*** Opening of Given records ***

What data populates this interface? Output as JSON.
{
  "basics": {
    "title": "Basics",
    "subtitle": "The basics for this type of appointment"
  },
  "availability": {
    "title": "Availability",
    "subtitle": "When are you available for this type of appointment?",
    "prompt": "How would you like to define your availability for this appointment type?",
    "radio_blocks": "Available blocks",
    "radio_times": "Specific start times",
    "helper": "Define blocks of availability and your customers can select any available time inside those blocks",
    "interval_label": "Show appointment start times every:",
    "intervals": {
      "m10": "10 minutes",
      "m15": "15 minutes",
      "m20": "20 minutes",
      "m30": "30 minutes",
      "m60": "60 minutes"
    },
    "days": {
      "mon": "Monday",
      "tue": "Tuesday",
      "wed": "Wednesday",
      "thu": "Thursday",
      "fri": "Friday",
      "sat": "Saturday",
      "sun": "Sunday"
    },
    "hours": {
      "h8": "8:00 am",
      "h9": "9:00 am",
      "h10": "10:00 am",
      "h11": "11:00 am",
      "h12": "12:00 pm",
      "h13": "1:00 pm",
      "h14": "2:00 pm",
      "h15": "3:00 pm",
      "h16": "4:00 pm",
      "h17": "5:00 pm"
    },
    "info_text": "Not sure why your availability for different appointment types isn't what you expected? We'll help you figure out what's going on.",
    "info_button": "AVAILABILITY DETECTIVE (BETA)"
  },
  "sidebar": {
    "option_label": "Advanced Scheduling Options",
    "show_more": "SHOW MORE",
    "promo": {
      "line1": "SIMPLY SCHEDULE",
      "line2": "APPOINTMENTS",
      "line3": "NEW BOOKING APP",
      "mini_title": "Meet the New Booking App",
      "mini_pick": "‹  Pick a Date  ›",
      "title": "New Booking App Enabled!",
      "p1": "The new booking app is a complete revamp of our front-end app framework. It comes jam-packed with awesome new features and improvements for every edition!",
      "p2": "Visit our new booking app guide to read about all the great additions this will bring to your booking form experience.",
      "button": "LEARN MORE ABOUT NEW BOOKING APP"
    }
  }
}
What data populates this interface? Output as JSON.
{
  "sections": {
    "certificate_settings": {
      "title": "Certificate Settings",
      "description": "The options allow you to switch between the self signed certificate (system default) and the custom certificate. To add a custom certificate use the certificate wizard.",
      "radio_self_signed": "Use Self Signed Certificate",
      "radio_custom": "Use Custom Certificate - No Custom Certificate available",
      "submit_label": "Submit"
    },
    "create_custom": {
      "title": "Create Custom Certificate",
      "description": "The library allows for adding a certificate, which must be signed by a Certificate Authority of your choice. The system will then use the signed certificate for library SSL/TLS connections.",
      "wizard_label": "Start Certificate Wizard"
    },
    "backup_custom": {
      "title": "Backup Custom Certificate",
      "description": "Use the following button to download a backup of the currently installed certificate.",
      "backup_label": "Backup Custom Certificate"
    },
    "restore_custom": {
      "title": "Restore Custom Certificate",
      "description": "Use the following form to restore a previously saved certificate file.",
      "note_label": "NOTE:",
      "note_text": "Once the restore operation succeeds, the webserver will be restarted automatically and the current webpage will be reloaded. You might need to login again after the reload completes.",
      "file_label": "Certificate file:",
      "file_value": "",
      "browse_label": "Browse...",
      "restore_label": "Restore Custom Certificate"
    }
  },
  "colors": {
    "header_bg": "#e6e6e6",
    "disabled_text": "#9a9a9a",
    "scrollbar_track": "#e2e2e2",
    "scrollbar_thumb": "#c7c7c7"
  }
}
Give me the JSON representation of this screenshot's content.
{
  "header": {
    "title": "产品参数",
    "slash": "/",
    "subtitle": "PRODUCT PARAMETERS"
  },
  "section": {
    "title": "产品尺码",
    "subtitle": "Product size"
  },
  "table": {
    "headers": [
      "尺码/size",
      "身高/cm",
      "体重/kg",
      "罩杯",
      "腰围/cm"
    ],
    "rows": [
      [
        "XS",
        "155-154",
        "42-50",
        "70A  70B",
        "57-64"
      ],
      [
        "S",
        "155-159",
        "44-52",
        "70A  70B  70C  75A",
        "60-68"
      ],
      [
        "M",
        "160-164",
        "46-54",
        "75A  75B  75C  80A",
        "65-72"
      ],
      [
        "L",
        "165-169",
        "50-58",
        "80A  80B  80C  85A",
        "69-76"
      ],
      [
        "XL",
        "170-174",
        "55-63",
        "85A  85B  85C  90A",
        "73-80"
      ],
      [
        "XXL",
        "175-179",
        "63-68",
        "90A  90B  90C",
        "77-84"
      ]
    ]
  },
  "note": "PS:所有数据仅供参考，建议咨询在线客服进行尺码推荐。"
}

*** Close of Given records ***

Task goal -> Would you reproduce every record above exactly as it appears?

Answer box ->
What data populates this interface? Output as JSON.
{
  "basics": {
    "title": "Basics",
    "subtitle": "The basics for this type of appointment"
  },
  "availability": {
    "title": "Availability",
    "subtitle": "When are you available for this type of appointment?",
    "prompt": "How would you like to define your availability for this appointment type?",
    "radio_blocks": "Available blocks",
    "radio_times": "Specific start times",
    "helper": "Define blocks of availability and your customers can select any available time inside those blocks",
    "interval_label": "Show appointment start times every:",
    "intervals": {
      "m10": "10 minutes",
      "m15": "15 minutes",
      "m20": "20 minutes",
      "m30": "30 minutes",
      "m60": "60 minutes"
    },
    "days": {
      "mon": "Monday",
      "tue": "Tuesday",
      "wed": "Wednesday",
      "thu": "Thursday",
      "fri": "Friday",
      "sat": "Saturday",
      "sun": "Sunday"
    },
    "hours": {
      "h8": "8:00 am",
      "h9": "9:00 am",
      "h10": "10:00 am",
      "h11": "11:00 am",
      "h12": "12:00 pm",
      "h13": "1:00 pm",
      "h14": "2:00 pm",
      "h15": "3:00 pm",
      "h16": "4:00 pm",
      "h17": "5:00 pm"
    },
    "info_text": "Not sure why your availability for different appointment types isn't what you expected? We'll help you figure out what's going on.",
    "info_button": "AVAILABILITY DETECTIVE (BETA)"
  },
  "sidebar": {
    "option_label": "Advanced Scheduling Options",
    "show_more": "SHOW MORE",
    "promo": {
      "line1": "SIMPLY SCHEDULE",
      "line2": "APPOINTMENTS",
      "line3": "NEW BOOKING APP",
      "mini_title": "Meet the New Booking App",
      "mini_pick": "‹  Pick a Date  ›",
      "title": "New Booking App Enabled!",
      "p1": "The new booking app is a complete revamp of our front-end app framework. It comes jam-packed with awesome new features and improvements for every edition!",
      "p2": "Visit our new booking app guide to read about all the great additions this will bring to your booking form experience.",
      "button": "LEARN MORE ABOUT NEW BOOKING APP"
    }
  }
}
What data populates this interface? Output as JSON.
{
  "sections": {
    "certificate_settings": {
      "title": "Certificate Settings",
      "description": "The options allow you to switch between the self signed certificate (system default) and the custom certificate. To add a custom certificate use the certificate wizard.",
      "radio_self_signed": "Use Self Signed Certificate",
      "radio_custom": "Use Custom Certificate - No Custom Certificate available",
      "submit_label": "Submit"
    },
    "create_custom": {
      "title": "Create Custom Certificate",
      "description": "The library allows for adding a certificate, which must be signed by a Certificate Authority of your choice. The system will then use the signed certificate for library SSL/TLS connections.",
      "wizard_label": "Start Certificate Wizard"
    },
    "backup_custom": {
      "title": "Backup Custom Certificate",
      "description": "Use the following button to download a backup of the currently installed certificate.",
      "backup_label": "Backup Custom Certificate"
    },
    "restore_custom": {
      "title": "Restore Custom Certificate",
      "description": "Use the following form to restore a previously saved certificate file.",
      "note_label": "NOTE:",
      "note_text": "Once the restore operation succeeds, the webserver will be restarted automatically and the current webpage will be reloaded. You might need to login again after the reload completes.",
      "file_label": "Certificate file:",
      "file_value": "",
      "browse_label": "Browse...",
      "restore_label": "Restore Custom Certificate"
    }
  },
  "colors": {
    "header_bg": "#e6e6e6",
    "disabled_text": "#9a9a9a",
    "scrollbar_track": "#e2e2e2",
    "scrollbar_thumb": "#c7c7c7"
  }
}
Give me the JSON representation of this screenshot's content.
{
  "header": {
    "title": "产品参数",
    "slash": "/",
    "subtitle": "PRODUCT PARAMETERS"
  },
  "section": {
    "title": "产品尺码",
    "subtitle": "Product size"
  },
  "table": {
    "headers": [
      "尺码/size",
      "身高/cm",
      "体重/kg",
      "罩杯",
      "腰围/cm"
    ],
    "rows": [
      [
        "XS",
        "155-154",
        "42-50",
        "70A  70B",
        "57-64"
      ],
      [
        "S",
        "155-159",
        "44-52",
        "70A  70B  70C  75A",
        "60-68"
      ],
      [
        "M",
        "160-164",
        "46-54",
        "75A  75B  75C  80A",
        "65-72"
      ],
      [
        "L",
        "165-169",
        "50-58",
        "80A  80B  80C  85A",
        "69-76"
      ],
      [
        "XL",
        "170-174",
        "55-63",
        "85A  85B  85C  90A",
        "73-80"
      ],
      [
        "XXL",
        "175-179",
        "63-68",
        "90A  90B  90C",
        "77-84"
      ]
    ]
  },
  "note": "PS:所有数据仅供参考，建议咨询在线客服进行尺码推荐。"
}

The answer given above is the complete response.